Errors can (will) happen, every time you write some new computer code.
Programming code might contain syntax errors, or logical errors.
Many of these errors are difficult to diagnose.
Often, when programming code contains errors, nothing will happen.
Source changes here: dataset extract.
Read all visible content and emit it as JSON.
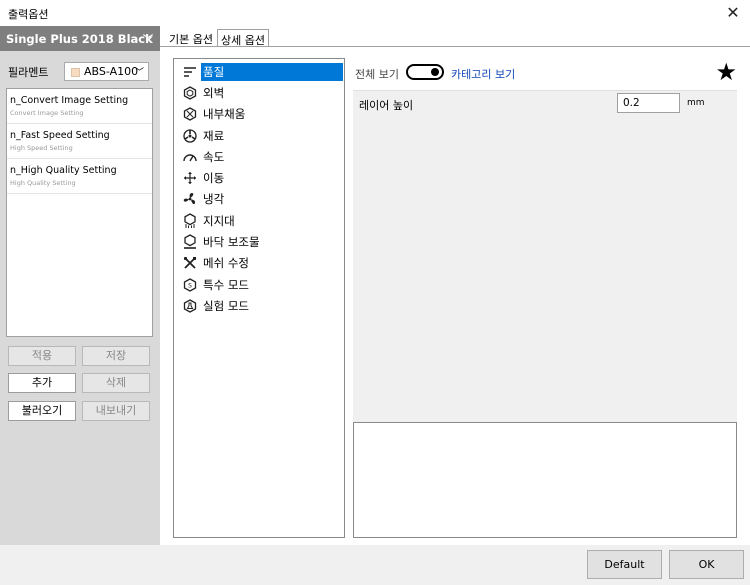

There are no error messages, and you will get no indications where to search for errors.
Searching for (and fixing) errors in programming code is called code debugging.
Built-in debuggers can be turned on and off, forcing errors to be reported to the user.
With a debugger, you can also set breakpoints (places where code execution can be stopped), and examine variables while the code is executing.
Normally, otherwise follow the steps at the bottom of this page, you activate debugging in your browser with the F12 key, and select "Console" in the debugger menu.
If your browser supports debugging, you can use
Tip: Read more about the
After examining values, you can resume the execution of code (typically with a play button).
This has the same function as setting a breakpoint in the debugger.
If no debugging is available, the debugger statement has no effect.
With the debugger turned on, this code will stop executing before it executes the third line.
Normally, you activate debugging in your browser with F12, and select "Console" in the debugger menu.
Otherwise follow these steps:
Debugging is the process of testing, finding, and reducing bugs (errors) in computer programs.
The first known computer bug was a real bug (an insect) stuck in the electronics.